The agent is given in capsules of from five to ten grains. It is best given an hour before its influence is needed, as its action is slow. Long continued use demands an increased dose as it seems to lose its effect.
The agent is comparable with sulphonal. It is devoid of some of the objectionable influences of the other drug, and is more prompt in its action. Its free solubility contributes to this. Insomnia induced by nervous excitability of any character is relieved by it. Overdoses induce protracted sleep in proportion to the amount taken. Two or two and one-half drams will produce death, though a fatal ending is slow in occurring. Sleep has been prolonged ten days with recovery.
If combined with sodium, veronal becomes a safer remedy with a somewhat wider influence. It is usually preferred in this form.

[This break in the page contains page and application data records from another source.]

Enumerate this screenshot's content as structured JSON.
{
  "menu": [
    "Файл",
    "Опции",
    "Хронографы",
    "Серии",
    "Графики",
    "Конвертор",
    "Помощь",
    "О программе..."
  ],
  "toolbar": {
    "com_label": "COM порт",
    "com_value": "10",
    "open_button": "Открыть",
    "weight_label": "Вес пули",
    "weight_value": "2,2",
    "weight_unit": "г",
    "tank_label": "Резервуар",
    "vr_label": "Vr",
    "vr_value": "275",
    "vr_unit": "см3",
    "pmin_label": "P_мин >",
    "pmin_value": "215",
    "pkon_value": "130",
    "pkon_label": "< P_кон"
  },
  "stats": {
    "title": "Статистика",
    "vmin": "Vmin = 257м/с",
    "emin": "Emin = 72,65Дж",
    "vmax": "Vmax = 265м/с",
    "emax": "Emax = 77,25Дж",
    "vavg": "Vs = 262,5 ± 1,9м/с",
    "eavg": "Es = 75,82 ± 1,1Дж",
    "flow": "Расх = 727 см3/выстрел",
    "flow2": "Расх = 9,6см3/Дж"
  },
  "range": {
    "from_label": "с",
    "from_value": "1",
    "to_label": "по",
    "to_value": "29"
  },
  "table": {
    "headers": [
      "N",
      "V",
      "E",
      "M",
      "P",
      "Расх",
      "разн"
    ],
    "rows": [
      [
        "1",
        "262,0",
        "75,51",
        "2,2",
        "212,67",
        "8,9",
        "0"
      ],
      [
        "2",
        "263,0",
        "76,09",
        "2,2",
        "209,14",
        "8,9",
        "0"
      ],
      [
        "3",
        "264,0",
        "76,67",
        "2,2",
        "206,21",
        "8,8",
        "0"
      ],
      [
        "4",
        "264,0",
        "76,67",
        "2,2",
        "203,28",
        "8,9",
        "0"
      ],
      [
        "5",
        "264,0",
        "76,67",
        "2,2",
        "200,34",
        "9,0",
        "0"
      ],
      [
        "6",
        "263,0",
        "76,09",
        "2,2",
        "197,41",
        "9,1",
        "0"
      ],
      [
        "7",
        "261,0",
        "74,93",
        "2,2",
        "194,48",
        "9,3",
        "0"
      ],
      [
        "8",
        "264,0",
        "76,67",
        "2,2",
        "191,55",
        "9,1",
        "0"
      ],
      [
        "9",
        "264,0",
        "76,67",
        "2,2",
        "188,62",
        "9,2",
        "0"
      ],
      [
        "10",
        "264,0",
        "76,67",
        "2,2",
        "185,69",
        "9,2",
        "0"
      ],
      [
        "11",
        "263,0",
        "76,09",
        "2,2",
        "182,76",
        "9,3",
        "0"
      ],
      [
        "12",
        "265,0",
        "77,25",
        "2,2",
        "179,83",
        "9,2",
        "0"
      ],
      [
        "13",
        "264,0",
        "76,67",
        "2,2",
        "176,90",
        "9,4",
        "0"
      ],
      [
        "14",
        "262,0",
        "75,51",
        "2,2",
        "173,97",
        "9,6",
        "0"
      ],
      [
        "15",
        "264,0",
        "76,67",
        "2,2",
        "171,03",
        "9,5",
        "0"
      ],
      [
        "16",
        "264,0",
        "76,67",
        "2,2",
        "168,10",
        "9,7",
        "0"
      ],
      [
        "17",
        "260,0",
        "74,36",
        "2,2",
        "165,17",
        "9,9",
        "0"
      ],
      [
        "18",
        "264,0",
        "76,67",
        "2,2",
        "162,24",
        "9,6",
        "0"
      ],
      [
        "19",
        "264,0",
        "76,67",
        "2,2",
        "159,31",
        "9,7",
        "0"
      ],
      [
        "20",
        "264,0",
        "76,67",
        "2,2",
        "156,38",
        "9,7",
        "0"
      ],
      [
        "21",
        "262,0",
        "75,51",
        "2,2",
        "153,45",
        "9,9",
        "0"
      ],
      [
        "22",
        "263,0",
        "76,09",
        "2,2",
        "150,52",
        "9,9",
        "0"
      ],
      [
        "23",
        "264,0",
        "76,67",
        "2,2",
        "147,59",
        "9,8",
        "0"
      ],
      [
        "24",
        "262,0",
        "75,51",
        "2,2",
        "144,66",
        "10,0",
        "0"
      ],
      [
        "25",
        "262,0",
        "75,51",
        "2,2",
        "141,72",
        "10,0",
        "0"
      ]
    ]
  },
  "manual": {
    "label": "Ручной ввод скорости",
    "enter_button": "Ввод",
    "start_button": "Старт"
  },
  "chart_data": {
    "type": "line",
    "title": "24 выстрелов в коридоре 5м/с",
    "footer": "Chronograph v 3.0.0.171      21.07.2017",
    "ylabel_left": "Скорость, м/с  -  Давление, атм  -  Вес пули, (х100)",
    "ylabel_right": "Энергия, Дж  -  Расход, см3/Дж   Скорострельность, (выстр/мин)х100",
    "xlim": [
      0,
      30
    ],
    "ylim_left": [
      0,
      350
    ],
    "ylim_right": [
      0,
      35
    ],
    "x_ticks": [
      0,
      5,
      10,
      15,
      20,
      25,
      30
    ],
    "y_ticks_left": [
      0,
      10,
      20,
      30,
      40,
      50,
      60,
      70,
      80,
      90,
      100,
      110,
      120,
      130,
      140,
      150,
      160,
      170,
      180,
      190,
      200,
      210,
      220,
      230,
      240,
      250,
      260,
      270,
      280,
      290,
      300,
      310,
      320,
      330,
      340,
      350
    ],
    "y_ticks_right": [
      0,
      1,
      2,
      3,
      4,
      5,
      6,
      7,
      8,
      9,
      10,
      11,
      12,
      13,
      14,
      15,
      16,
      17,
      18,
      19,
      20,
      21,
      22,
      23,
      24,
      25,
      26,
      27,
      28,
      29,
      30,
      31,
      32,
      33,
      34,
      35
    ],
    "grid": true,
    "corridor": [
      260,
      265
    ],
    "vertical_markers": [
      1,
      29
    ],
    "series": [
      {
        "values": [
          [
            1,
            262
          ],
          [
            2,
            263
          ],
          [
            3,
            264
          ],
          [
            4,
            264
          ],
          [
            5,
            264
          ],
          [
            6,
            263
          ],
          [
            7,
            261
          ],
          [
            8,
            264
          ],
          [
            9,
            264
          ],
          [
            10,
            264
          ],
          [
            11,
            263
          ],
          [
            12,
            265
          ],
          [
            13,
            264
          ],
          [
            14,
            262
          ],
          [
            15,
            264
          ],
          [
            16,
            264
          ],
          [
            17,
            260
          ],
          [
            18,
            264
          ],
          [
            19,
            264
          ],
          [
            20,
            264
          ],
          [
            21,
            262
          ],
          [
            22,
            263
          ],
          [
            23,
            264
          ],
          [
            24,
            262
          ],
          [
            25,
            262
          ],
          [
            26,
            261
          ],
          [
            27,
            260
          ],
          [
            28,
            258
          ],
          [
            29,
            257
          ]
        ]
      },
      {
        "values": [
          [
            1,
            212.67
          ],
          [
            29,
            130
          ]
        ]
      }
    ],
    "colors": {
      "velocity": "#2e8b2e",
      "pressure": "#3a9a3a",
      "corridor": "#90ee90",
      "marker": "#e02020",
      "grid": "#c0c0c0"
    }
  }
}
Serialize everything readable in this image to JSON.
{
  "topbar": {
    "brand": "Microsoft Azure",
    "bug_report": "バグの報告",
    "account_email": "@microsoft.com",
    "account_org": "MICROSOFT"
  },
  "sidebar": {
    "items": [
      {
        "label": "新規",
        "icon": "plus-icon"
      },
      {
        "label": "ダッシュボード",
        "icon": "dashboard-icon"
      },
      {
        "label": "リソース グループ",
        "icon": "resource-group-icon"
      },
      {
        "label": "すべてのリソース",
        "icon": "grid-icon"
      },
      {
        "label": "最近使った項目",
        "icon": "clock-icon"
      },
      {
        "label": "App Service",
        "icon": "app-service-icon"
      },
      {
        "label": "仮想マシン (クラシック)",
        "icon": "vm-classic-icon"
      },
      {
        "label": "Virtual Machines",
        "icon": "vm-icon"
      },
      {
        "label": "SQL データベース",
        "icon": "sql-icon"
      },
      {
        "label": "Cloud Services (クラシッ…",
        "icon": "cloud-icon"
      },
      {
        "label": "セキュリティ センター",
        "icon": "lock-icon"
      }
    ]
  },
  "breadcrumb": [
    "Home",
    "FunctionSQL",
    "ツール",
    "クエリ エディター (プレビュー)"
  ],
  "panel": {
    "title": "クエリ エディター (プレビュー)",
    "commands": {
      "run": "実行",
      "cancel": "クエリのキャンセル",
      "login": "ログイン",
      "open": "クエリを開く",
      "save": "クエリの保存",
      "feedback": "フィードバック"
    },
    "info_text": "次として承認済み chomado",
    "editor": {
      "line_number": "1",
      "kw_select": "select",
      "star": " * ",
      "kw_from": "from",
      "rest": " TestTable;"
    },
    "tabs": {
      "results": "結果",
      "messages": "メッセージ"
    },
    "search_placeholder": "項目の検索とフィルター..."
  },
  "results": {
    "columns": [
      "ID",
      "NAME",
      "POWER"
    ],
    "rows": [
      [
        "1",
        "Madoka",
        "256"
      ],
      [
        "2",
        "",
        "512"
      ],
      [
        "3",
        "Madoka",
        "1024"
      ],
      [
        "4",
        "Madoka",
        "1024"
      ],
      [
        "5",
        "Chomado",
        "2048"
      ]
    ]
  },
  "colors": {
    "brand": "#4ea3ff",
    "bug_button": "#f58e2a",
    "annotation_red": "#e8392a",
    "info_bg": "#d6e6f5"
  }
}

Trional and Tetronal so closely resemble sulphonal and veronal in their influence that we do not deem it necessary to introduce them as separate agents. They have gained no ground in the past seventeen years, while the two latter have increased in favor.
The American Materia Medica, Therapeutics and Pharmacognosy, 1919, was written by Finley Ellingwood, M.D.
It was scanned by Michael Moore for the Southwest School of Botanical Medicine.